## REQUIRED ACTION
Search each line below for the word "Change" and list those that contain it.

## DATA TO PROCESS
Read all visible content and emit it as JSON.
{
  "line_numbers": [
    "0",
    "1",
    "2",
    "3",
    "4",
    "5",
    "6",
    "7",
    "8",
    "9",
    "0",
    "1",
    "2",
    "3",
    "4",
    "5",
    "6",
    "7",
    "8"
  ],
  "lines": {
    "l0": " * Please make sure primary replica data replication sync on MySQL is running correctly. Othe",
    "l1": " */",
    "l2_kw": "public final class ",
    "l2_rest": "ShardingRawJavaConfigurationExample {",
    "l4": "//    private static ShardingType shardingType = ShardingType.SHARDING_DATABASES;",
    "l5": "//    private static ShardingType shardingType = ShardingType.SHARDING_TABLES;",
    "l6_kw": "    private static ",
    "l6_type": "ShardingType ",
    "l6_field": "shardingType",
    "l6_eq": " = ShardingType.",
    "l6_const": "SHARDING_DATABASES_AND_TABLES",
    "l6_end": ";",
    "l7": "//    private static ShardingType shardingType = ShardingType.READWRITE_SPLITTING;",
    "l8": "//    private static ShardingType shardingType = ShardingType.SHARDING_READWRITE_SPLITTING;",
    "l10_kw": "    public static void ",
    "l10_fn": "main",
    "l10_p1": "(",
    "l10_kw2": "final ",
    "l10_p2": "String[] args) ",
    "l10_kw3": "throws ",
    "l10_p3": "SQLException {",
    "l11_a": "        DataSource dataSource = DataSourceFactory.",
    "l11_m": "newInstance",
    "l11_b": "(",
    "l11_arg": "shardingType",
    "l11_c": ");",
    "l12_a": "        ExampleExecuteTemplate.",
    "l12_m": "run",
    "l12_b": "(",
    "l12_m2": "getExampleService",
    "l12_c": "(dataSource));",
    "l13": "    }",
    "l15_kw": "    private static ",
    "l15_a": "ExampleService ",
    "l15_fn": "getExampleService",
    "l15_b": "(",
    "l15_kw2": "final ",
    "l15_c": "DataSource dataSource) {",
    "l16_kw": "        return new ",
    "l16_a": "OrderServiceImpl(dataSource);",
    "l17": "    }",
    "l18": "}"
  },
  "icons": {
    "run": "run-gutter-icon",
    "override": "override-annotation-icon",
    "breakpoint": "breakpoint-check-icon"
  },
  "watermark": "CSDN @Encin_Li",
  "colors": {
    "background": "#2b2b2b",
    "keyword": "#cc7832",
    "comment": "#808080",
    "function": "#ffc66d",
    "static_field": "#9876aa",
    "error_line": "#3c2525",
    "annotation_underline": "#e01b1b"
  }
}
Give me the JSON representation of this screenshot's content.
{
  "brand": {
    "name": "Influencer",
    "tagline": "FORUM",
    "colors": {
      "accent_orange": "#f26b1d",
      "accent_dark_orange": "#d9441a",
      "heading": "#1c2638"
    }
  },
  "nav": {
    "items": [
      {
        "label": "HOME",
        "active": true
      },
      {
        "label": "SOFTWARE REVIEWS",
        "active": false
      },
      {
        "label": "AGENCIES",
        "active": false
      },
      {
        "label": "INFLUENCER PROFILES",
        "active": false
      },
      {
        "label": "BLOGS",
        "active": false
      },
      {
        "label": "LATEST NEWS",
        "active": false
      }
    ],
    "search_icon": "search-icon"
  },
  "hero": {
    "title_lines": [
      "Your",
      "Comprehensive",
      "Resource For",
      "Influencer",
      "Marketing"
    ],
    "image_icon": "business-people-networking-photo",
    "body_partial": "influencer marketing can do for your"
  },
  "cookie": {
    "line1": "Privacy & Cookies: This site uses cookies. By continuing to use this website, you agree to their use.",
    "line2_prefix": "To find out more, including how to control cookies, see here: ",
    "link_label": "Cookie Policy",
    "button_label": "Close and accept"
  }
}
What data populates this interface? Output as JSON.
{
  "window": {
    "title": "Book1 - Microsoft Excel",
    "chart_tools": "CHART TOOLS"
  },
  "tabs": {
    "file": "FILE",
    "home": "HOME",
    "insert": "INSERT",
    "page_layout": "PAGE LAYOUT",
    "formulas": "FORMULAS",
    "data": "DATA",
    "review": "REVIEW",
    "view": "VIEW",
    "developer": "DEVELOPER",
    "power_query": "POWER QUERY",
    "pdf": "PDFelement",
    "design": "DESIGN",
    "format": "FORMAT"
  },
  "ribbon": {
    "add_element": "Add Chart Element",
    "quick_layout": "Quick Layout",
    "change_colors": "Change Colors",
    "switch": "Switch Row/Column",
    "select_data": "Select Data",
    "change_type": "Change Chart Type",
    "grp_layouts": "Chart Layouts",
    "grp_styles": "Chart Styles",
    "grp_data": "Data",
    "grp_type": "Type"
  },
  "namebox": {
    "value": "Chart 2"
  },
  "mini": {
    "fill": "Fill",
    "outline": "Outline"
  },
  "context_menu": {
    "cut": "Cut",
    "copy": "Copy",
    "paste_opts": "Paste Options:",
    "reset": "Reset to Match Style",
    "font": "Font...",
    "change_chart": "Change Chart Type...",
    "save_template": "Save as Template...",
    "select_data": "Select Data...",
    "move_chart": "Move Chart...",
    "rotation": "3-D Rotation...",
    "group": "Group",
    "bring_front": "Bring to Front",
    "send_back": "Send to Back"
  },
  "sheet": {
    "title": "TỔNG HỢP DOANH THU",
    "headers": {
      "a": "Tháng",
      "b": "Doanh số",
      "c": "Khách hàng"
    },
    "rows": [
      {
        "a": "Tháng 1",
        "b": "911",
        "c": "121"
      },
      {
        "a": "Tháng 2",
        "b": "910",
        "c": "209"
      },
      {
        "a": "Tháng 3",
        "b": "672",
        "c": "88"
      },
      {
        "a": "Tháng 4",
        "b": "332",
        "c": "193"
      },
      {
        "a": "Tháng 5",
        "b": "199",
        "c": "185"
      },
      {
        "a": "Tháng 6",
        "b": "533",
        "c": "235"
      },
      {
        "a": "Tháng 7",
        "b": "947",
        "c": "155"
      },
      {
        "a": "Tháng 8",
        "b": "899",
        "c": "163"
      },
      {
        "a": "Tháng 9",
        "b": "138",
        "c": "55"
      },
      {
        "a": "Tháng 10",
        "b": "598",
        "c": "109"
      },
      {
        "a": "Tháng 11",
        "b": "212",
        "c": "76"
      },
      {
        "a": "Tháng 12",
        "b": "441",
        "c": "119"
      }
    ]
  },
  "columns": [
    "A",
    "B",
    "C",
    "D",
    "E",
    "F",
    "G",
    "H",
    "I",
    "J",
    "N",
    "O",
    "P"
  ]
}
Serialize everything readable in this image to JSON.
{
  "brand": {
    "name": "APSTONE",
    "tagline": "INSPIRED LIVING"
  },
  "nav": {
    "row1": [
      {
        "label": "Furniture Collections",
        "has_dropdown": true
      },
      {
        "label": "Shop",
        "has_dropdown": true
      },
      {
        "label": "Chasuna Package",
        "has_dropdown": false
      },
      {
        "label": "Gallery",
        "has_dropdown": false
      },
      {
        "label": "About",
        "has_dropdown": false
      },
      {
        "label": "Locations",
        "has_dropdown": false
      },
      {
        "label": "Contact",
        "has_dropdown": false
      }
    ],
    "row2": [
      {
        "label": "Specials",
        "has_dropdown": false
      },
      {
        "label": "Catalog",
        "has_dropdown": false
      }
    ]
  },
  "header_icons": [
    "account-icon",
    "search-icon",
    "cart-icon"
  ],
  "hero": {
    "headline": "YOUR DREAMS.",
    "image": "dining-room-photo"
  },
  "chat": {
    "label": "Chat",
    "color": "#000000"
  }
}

## SOLUTION BELOW
    "change_colors": "Change Colors",
    "change_type": "Change Chart Type",
    "change_chart": "Change Chart Type...",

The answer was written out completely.